» The problem: Go through the entries below and pick out every line with "data".

» Supplied material:

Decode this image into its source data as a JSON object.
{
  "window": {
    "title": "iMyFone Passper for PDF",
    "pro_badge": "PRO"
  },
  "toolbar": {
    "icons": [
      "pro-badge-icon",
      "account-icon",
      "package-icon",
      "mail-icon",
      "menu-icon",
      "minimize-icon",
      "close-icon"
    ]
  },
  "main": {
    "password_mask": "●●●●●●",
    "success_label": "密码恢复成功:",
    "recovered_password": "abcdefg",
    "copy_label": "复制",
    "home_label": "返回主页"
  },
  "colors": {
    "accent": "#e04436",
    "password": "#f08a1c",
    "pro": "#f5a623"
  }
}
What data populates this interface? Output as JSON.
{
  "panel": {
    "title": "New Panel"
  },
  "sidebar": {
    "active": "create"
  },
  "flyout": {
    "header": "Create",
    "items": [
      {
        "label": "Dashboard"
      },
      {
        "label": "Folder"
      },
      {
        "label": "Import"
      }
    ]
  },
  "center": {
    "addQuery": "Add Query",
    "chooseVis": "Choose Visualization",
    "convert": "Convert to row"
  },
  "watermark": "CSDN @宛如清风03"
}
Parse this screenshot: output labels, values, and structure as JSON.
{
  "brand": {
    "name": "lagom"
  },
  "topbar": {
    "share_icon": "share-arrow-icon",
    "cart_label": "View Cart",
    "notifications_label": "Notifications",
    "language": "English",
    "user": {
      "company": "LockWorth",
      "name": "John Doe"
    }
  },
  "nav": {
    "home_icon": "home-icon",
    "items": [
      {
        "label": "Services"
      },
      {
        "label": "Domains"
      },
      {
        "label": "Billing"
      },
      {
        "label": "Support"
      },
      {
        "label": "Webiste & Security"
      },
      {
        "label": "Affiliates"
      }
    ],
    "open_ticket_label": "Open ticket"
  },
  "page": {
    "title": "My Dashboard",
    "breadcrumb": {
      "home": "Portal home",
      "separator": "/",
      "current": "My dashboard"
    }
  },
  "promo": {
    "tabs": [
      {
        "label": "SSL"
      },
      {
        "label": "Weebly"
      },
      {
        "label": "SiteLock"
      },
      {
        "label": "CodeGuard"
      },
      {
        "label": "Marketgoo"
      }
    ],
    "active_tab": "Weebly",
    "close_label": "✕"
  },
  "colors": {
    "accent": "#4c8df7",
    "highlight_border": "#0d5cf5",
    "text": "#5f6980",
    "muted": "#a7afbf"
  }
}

» Answer to the problem:
Decode this image into its source data as a JSON object.
What data populates this interface? Output as JSON.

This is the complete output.